Heading South in Old Time Luxury.

The next leg of my trip, from Chicago to New Orleans, is in one of three vintage rail cars operated by Pullman Rail Journeys. Two sleepers and a dining car/dome car have been added to the rear of Amtrak’s daily train, the City of New Orleans.

I was assigned to a bedroom in the sleeper named Baton Rouge which was built in 1956 by the Pullman company. It originally went into service on the Seaboard Air Line, but actually ended up as part of Amtrak’s original fleet. It emits lots of creaks and groans that change in pitch and volume according to train speed and track conditions, but if you enjoy train travel, it’s music to your ears.
Train 59 was about 1 half hour late leaving Chicago, so the 20 or so Pullman passengers were encouraged to take a quick look at our sleeping accommodations, then head directly to the diner/dome. The dome runs the entire length of the car, by the way. Dinner was excellent and I was glad to have a very nice couple from Houston share my table.

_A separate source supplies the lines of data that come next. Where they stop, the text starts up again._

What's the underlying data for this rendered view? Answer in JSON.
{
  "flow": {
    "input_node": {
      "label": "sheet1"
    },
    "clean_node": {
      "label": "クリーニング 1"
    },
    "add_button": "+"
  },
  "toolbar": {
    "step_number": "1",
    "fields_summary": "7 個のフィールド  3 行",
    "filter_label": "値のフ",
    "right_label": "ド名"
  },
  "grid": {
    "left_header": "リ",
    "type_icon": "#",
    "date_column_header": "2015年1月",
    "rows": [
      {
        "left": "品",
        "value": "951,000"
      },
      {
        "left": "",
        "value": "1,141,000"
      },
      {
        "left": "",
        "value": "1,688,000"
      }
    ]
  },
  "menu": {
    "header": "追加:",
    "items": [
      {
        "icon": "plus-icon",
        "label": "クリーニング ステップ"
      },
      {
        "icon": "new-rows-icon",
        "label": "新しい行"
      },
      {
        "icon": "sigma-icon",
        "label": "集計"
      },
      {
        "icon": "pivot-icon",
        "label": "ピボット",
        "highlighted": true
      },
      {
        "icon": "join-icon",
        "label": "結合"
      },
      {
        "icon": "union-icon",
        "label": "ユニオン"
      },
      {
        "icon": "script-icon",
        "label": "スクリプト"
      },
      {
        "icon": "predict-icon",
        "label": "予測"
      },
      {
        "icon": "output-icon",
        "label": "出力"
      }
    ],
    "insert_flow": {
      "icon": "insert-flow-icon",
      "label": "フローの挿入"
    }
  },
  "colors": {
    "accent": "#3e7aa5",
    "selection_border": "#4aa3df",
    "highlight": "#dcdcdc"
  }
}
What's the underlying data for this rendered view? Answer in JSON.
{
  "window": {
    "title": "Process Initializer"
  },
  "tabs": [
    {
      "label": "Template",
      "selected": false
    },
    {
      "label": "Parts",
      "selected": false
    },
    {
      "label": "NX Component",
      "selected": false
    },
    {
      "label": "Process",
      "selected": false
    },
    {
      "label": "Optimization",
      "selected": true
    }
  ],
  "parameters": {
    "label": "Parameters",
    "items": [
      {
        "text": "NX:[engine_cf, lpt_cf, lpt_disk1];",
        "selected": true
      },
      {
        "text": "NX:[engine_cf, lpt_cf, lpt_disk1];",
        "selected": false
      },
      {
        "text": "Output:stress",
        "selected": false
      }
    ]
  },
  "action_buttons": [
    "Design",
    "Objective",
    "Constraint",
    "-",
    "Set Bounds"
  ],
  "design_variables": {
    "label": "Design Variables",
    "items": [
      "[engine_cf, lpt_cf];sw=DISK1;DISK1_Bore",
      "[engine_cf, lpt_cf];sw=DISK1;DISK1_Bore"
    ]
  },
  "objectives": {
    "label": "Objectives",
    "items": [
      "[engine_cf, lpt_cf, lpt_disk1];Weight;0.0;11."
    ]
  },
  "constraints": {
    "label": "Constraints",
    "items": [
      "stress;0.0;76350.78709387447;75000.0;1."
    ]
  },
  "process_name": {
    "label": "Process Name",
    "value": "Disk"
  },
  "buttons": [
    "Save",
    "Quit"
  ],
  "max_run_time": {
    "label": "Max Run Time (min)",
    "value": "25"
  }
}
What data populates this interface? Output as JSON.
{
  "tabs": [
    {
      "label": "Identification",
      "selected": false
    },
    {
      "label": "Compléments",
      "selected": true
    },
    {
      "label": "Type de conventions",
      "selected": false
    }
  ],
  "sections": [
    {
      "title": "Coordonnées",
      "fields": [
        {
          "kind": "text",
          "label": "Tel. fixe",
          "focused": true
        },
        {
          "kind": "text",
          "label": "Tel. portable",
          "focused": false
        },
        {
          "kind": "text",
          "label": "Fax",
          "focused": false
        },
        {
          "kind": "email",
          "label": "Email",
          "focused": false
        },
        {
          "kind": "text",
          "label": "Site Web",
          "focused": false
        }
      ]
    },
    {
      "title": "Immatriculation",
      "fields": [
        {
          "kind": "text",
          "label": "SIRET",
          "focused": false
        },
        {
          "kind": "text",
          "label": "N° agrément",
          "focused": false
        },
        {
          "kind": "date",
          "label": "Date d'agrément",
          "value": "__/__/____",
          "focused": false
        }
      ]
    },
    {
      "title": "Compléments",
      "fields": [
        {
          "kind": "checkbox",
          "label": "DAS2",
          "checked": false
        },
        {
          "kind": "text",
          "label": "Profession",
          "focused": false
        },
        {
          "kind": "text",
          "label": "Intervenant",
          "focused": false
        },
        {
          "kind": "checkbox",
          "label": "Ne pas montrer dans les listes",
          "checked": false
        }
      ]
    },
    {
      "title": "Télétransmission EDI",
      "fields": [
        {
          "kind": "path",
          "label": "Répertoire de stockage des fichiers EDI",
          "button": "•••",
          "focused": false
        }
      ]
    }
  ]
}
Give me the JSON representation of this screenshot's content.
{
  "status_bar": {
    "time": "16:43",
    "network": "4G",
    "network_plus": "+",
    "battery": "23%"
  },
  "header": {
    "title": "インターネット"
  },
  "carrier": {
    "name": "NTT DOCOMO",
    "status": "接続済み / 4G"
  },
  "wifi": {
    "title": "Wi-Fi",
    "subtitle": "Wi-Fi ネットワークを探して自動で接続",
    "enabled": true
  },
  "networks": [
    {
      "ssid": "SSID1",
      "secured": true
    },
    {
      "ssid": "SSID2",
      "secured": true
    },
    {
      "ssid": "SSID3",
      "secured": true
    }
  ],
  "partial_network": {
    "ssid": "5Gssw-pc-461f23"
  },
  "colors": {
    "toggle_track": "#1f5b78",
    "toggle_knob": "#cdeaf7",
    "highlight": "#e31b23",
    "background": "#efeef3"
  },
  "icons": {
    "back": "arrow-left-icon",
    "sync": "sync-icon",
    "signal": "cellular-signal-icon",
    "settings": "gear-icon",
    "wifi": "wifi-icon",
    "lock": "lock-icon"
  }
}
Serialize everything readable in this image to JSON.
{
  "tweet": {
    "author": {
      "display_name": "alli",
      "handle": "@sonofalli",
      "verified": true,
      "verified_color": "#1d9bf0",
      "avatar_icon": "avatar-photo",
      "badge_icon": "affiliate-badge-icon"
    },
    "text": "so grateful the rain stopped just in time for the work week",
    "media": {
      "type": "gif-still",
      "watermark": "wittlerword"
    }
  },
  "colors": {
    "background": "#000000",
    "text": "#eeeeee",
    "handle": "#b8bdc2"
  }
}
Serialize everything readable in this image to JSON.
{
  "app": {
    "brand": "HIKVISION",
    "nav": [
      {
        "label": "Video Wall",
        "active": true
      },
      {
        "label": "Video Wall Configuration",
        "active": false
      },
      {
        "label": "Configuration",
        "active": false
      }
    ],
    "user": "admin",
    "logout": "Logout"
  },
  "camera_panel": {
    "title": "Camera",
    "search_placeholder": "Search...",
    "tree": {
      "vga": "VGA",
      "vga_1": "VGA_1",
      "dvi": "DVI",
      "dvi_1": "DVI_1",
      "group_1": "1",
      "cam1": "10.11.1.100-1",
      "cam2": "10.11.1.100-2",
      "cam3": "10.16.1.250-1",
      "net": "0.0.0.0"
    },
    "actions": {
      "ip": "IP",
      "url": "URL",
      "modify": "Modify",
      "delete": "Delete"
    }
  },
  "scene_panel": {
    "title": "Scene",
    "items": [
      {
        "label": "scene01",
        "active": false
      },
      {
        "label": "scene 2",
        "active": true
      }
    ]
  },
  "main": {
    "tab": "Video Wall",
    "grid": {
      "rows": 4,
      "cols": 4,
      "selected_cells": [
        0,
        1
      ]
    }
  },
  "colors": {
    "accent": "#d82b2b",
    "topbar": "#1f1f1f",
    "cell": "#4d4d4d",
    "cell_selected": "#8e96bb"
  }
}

We had been told that breakfast would begin at 6:30 the next morning, but when I showed up at a few minutes past 7:00, the dome was empty. By 8:00, however, passengers filled a half dozen tables, each having been asked the obligatory first question of the day: “How did you sleep?”
It’s a valid question because there are stretches on this run that are quite rough, with the train rocking from side to side in irregular and unpredictable spurts. In fact, as I was trying to type these paragraphs at a table in the dome, SpellCheck was going bonkers.
There was a downside to this segment of the trip, however: there was no real lounge car in Pullman’s part of Train 59’s consist. I’m sure that had to do with the relative small number of passengers, but it meant that passengers could either sit in the dome in essentially a dining car layout, or in their rooms. None of the three cars provided an informal area where passengers could sit, relax and enjoy casual conversation. That’s a very big part of train travel–especially “luxury” train travel–and it’s a reasonable expectation given the cost of the experience. Unfortunately, on this particular trip, it was missing.
Still, would I recommend a ride on the Pullman cars? Sure. But, assuming your schedule is flexible–mine wasn’t–I’d talk to their reservations people and see about getting into one of their larger groups to be sure you’ll get to see and use the lounge car.